Dataset:

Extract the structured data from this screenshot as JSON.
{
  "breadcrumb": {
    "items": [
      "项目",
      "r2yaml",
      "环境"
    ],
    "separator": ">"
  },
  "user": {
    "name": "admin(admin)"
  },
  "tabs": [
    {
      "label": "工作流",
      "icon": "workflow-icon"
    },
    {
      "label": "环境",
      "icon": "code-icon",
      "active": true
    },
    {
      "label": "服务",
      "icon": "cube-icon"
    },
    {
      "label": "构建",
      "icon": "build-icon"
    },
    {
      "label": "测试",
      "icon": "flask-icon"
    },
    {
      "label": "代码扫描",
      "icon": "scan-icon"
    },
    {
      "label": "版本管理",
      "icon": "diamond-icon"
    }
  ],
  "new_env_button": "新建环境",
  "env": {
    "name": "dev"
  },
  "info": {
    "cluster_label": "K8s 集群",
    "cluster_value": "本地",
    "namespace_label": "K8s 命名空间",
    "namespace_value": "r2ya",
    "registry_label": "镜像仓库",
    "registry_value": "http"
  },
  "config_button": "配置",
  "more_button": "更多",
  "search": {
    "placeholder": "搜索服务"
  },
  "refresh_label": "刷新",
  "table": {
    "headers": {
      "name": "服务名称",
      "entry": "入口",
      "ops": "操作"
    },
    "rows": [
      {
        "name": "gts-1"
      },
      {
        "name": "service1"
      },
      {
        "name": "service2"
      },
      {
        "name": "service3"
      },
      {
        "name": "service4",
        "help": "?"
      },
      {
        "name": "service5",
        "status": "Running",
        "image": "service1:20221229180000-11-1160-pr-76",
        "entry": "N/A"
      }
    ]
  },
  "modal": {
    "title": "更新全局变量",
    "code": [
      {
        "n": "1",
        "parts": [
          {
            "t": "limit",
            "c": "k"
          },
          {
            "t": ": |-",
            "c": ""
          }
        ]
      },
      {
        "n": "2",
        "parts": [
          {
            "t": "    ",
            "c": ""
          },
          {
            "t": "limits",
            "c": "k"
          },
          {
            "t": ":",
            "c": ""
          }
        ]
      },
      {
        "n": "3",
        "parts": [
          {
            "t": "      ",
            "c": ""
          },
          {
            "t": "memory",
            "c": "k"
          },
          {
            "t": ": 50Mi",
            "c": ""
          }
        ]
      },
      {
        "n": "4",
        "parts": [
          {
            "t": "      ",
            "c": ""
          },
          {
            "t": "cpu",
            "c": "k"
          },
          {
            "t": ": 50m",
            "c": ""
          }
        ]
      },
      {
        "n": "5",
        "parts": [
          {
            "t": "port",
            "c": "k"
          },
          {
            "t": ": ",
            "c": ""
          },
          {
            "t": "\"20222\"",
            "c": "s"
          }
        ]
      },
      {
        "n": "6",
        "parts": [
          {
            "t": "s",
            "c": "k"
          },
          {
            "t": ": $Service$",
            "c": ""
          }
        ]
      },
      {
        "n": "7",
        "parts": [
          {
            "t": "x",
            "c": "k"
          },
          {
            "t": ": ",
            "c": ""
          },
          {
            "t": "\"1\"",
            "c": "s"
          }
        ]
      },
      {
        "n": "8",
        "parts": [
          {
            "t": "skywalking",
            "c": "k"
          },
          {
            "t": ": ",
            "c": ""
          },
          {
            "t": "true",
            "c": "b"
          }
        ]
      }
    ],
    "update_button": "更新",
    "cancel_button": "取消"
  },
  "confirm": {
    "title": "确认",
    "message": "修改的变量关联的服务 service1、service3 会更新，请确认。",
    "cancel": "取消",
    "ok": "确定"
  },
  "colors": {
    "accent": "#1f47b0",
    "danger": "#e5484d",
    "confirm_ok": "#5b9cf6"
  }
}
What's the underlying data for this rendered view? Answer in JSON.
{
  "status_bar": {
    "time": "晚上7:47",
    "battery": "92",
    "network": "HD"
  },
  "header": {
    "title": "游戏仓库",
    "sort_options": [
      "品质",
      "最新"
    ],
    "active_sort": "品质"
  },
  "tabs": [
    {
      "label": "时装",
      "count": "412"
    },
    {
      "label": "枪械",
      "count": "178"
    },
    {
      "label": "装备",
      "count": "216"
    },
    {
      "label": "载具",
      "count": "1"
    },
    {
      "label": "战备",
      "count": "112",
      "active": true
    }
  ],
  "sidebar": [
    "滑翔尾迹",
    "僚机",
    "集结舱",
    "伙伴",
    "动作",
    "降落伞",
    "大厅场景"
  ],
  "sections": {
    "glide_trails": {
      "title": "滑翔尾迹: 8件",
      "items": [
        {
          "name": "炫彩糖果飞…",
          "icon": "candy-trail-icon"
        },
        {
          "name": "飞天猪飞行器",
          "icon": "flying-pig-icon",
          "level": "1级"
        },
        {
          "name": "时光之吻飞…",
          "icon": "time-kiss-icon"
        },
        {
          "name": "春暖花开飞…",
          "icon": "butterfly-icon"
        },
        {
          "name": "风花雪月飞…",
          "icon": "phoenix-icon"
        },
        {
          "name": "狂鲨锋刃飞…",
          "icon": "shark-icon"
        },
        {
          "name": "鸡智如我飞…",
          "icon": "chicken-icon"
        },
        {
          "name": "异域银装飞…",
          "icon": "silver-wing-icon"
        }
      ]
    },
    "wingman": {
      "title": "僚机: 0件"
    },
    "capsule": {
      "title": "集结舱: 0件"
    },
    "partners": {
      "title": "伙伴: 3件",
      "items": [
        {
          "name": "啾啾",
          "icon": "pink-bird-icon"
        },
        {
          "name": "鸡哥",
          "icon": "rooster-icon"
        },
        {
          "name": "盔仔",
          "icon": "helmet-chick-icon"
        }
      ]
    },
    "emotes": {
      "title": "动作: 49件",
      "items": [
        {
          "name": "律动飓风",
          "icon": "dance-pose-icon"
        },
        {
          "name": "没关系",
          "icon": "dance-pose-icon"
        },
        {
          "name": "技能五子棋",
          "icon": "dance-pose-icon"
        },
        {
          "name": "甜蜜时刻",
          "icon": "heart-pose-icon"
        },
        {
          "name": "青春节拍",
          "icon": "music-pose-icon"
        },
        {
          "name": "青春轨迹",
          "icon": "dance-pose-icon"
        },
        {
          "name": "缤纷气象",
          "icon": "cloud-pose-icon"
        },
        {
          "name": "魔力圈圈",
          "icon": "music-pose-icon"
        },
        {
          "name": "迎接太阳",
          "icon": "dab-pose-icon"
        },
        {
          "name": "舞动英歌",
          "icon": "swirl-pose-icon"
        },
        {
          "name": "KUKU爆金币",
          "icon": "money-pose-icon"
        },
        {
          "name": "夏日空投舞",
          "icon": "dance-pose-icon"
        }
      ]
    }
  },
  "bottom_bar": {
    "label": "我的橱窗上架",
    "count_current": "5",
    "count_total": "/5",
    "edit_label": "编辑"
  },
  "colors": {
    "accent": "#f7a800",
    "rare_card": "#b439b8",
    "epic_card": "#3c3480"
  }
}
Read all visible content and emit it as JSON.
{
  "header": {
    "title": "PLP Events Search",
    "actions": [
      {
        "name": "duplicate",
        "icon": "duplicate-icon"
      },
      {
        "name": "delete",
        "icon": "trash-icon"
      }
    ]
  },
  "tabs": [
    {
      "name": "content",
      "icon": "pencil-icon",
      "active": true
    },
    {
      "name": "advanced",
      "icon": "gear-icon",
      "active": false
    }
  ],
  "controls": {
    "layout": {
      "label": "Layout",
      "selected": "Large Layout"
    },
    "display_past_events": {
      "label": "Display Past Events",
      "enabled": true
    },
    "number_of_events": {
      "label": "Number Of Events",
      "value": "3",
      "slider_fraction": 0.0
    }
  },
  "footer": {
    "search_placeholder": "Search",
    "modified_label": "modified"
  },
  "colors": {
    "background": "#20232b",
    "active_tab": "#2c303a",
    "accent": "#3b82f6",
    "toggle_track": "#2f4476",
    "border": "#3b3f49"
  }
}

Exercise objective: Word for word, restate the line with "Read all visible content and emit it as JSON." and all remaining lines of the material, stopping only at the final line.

Answer section:
Read all visible content and emit it as JSON.
{
  "header": {
    "title": "PLP Events Search",
    "actions": [
      {
        "name": "duplicate",
        "icon": "duplicate-icon"
      },
      {
        "name": "delete",
        "icon": "trash-icon"
      }
    ]
  },
  "tabs": [
    {
      "name": "content",
      "icon": "pencil-icon",
      "active": true
    },
    {
      "name": "advanced",
      "icon": "gear-icon",
      "active": false
    }
  ],
  "controls": {
    "layout": {
      "label": "Layout",
      "selected": "Large Layout"
    },
    "display_past_events": {
      "label": "Display Past Events",
      "enabled": true
    },
    "number_of_events": {
      "label": "Number Of Events",
      "value": "3",
      "slider_fraction": 0.0
    }
  },
  "footer": {
    "search_placeholder": "Search",
    "modified_label": "modified"
  },
  "colors": {
    "background": "#20232b",
    "active_tab": "#2c303a",
    "accent": "#3b82f6",
    "toggle_track": "#2f4476",
    "border": "#3b3f49"
  }
}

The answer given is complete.